ALBANY - New York's top education official hopes to have a revamped version of the Common Core education standards in place in early June, but it won't cause an immediate shift in the state's standardized tests.
Education Commissioner MaryEllen Elia said Tuesday the state Board of Regents will be presented a proposed slate of changes and tweaks to the Common Core at its meeting next week, with a vote expected at the following meeting in June.
The latest proposal comes as grade 3-8 students began the state's standardized math testing Tuesday, with some districts continuing to report high number of test refusals as part of an ongoing boycott movement, now in its fourth year.
But even if they're approved, the state's tests wouldn't immediately change to reflect the new standards. Elia said that would wait until at least after 2018.
"This is about standards," Elia said Tuesday on a conference call with reporters. "This is not about opt-outs, this is not about assessments right now. This is about establishing new standards as a result of significant input from teachers, parents and experts.”
Here's some answers to questions you might have about the plan.
In some ways, a lot.

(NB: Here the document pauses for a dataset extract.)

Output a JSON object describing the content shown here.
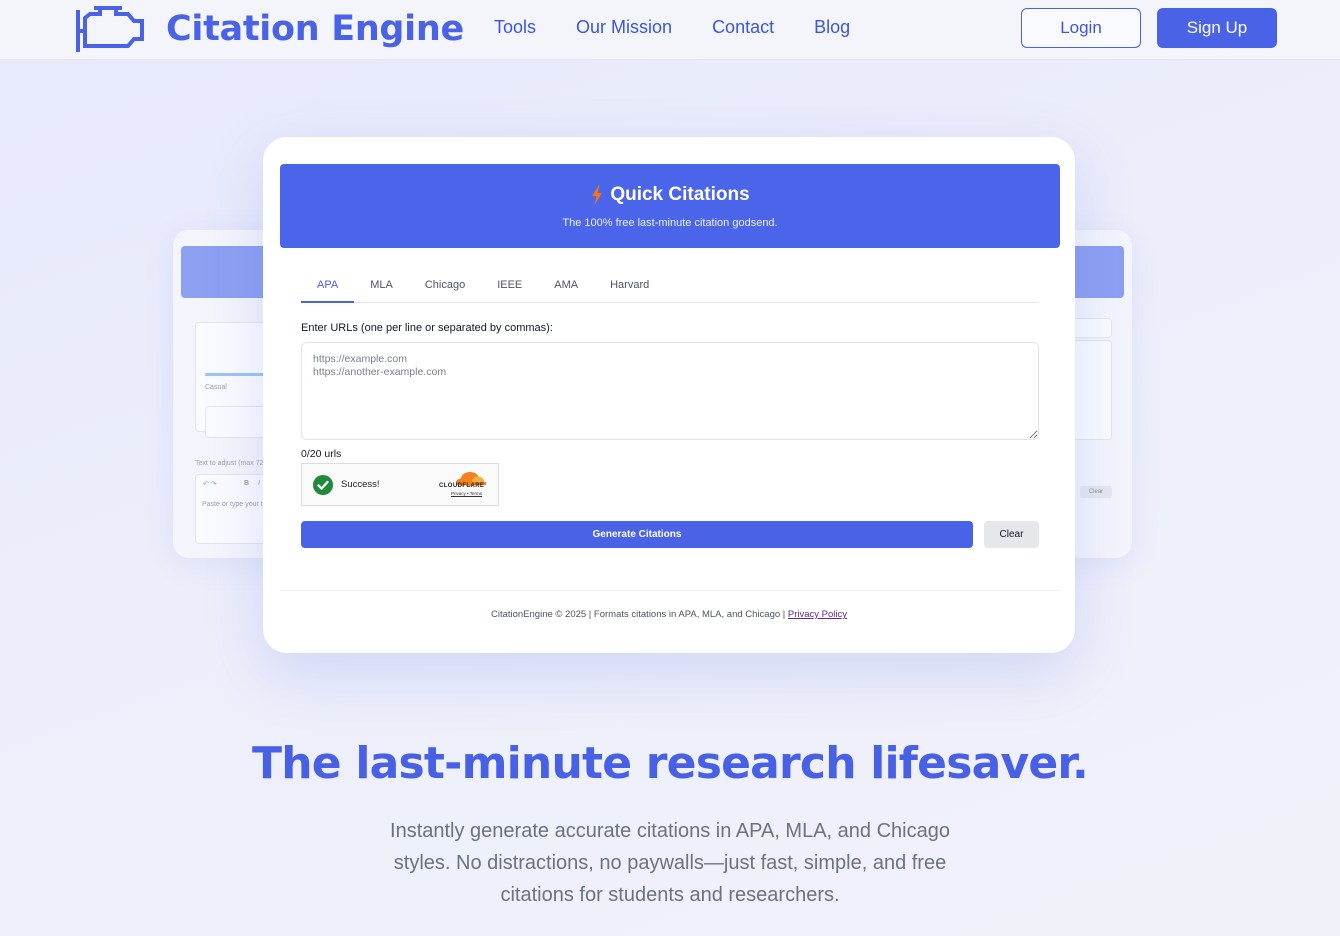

In others, not so much.
The Common Core is set of math and English standards that lay out what kind of skills students should have as they progress from pre-kindergarten through high school in hopes of getting them ready for college and careers.
It's a national initiative -- more than 40 states have adopted the standards in some form -- but states have some leeway in tailoring them to their school system.
New York is proposing hundreds of changes to the voluminous standards. They range from minor word tweaks and consolidations to more substantive changes like shifting when students learn various statistics and algebra skills in middle-school and high school.
The latest plan would also change every grade's reading standards to clarify what is expected of students when it comes to understanding complex texts. Also, a new, New York-specific introduction was penned to try and give educators more guidance.
A September proposal made at least minor tweaks to 55 percent of the math standards and 60 percent of the English standards, and Tuesday's plan is along the same lines, according to Elia.
The "anchor standards" -- the basic tenets of the Common Core -- will largely remain in place, though.
Some repetitive themes and standards will be "streamlined," as the Education Department puts it. But the overarching theme of the anchors will remain unchanged.
What about the name?
That might change, too.
Other states, including Florida, have renamed their standards after putting their own stamp on the Common Core.
New York has discussed it at various points, too.
Elia said it will ultimately be up to the Board of Regents, which sets education policy in New York. They're set to meet Monday and Tuesday.
What's the reaction?
A variety of education groups sounded a positive tone when it comes to the proposed changes, though at least one parent-led group leading the opt-out movement remains deeply skeptical.
The New York State United Teachers union -- a frequent critic of the state's original implementation of the Common Core -- praised Elia and the Education Department for doing a better job including teachers in the process.
More than 100 teachers and parents were involved in various committees that helped put the new standards together, according to the state.
“New York educators played a central role in crafting these new, New York standards — an important change," NYSUT President Andy Pallotta said in a statement.
High Achievement New York, a coalition of business groups and other Common Core supporters, praised the new standards for leaving the anchor tenets of the Common Core in place and bolstering grade-level reading requirements.
The proposal is less likely to appease parents leading the opt-out movement, who have railed against the high-stakes nature of New York's grade 3-8 tests.
"Our concern is again is it will just be window dressing," said Lisa Rudley, an Ossining parent and co-founder of New York State Allies for Public Education. "We don't have the confidence in the commissioner that she's truly looking to change the standards the way they need to be changed."
The Board of Regents will have an opportunity to discuss the proposal at its meeting next week.
At the same time, the Education Department will be accepting public comments on the plan.
After that, Elia said she's hopeful the Regents will put the latest plan up for a vote at their monthly meeting in June.
But it won't force any immediate changes to the state's standardized exams, which are based on the Common Core standards.
On the conference call, Elia said the changes to the Common Core won't alter the state's assessments for 2018.
The timeline for implementing changes to the tests will be decided after the Regents approve the new standards, she said.
How do I comment?
The plan will be open to public comment through June 2, according to the Education Department.
Comments are being accepted through an online survey, which can be found at: www.nysed.gov/aimhighny.
The full proposal can be found at that website, too.
A previous round of public comments in September drew more than 4,100 submissions, according to the state.